Animal rights groups want tighter standards for Alberta zoos in light of a new program at West Edmonton Mall that allows people to pay $150 to swim with sea lions in the mall's aquarium.
Provincial regulations for public and staff safety only allow contact between animals and humans when a zoo has its plan approved by the Ministry of Sustainable Resource Development.
However, that's only required for animals that are native to Alberta or are protected species.
"Sea lions in that regard would not fall under our mandate," said ministry spokesperson Darcy Whiteside. "To do that, we would have to change a number of legislation laws. We just don't have that mandate that covers all animals."
Animal rights groups are questioning why the province exempts some species from zoo regulations.
"Our government of Alberta is very much more concerned with protecting the interests of those who profit off of animals instead of carrying out their responsibility to protect those animals and to protect the public," said Diane Charkiw of the Edmonton-based group Voice for Animals.
The mall has approval from the health authority, formerly known as Capital Health, to allow people to swim with the sea lions.
The Canadian Association of Zoos and Aquariums is expected to review the program when the mall's accreditation comes up for renewal next year.
Mall management has said the three sea lions enjoy the interaction with people.
But Lush Cosmetics and The Body Shop, which both have stores at West Edmonton Mall, have spoken out against the program because they believe the animals should not be in captivity and used for entertainment purposes.
West Edmonton Mall has been embroiled in controversy before over a marine-mammal exhibit.

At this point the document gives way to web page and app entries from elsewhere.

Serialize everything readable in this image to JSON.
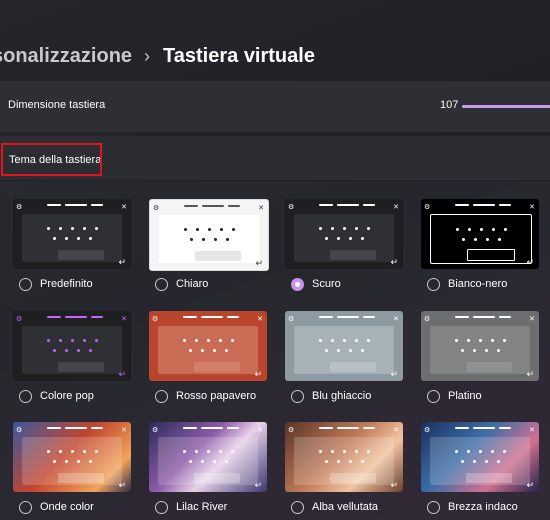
{
  "breadcrumb": {
    "parent": "sonalizzazione",
    "separator": "›",
    "current": "Tastiera virtuale"
  },
  "size_setting": {
    "label": "Dimensione tastiera",
    "value": "107",
    "accent": "#c79be6"
  },
  "theme_section": {
    "label": "Tema della tastiera",
    "highlight_color": "#e0161e"
  },
  "themes": [
    {
      "name": "Predefinito",
      "selected": false
    },
    {
      "name": "Chiaro",
      "selected": false
    },
    {
      "name": "Scuro",
      "selected": true
    },
    {
      "name": "Bianco-nero",
      "selected": false
    },
    {
      "name": "Colore pop",
      "selected": false
    },
    {
      "name": "Rosso papavero",
      "selected": false
    },
    {
      "name": "Blu ghiaccio",
      "selected": false
    },
    {
      "name": "Platino",
      "selected": false
    },
    {
      "name": "Onde color",
      "selected": false
    },
    {
      "name": "Lilac River",
      "selected": false
    },
    {
      "name": "Alba vellutata",
      "selected": false
    },
    {
      "name": "Brezza indaco",
      "selected": false
    }
  ],
  "icons": {
    "gear": "⚙",
    "close": "✕",
    "enter": "↵"
  }
}
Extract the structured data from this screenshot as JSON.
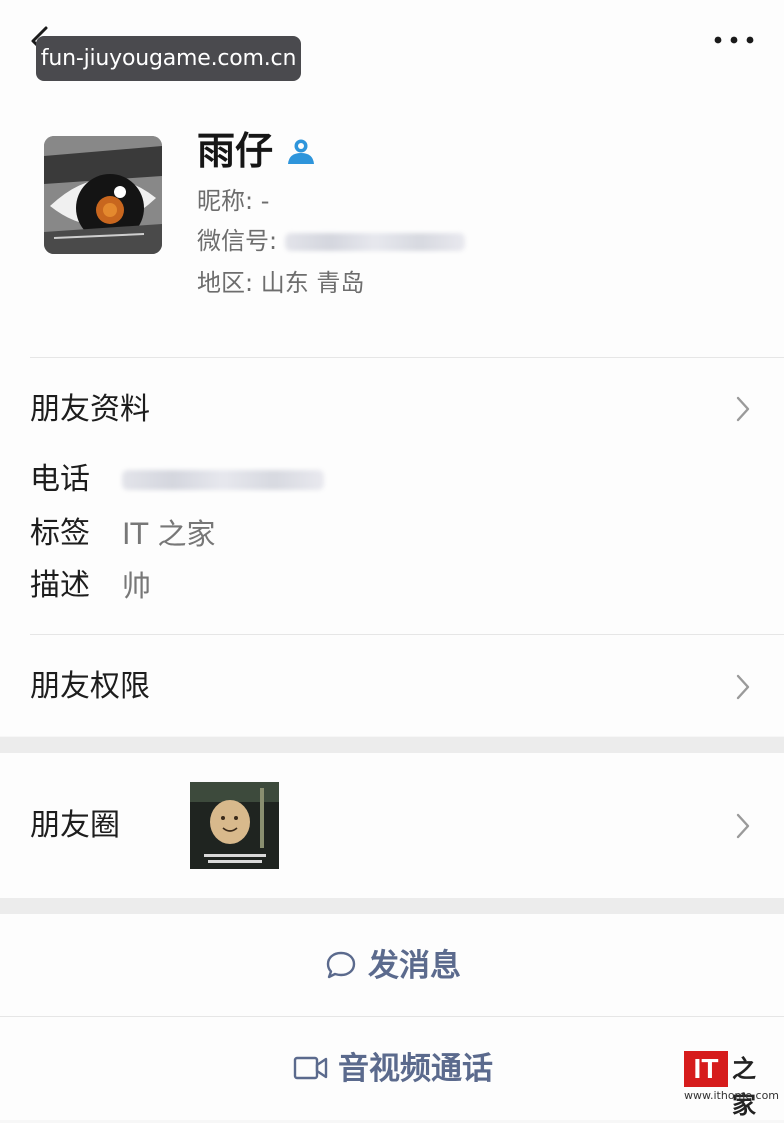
{
  "topbar": {
    "url_badge": "fun-jiuyougame.com.cn"
  },
  "profile": {
    "name": "雨仔",
    "nickname": "昵称: -",
    "wechat_id_label": "微信号:",
    "region": "地区: 山东 青岛"
  },
  "friend_info": {
    "title": "朋友资料",
    "phone_label": "电话",
    "tags_label": "标签",
    "tags_value": "IT 之家",
    "desc_label": "描述",
    "desc_value": "帅"
  },
  "permissions": {
    "title": "朋友权限"
  },
  "moments": {
    "title": "朋友圈"
  },
  "actions": {
    "message": "发消息",
    "call": "音视频通话"
  },
  "watermark": {
    "logo": "IT",
    "logo_text": "之家",
    "url": "www.ithome.com"
  },
  "colors": {
    "accent_link": "#5b6a8d",
    "contact_icon": "#2e95db",
    "url_badge_bg": "#4a4a4e",
    "brand_red": "#d61c1c"
  }
}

The sea lions were brought in three years ago to replace the mall's dolphin attraction. Three of the dolphins in the exhibit died, and the fourth died after being shipped to Florida.
With files from John Archer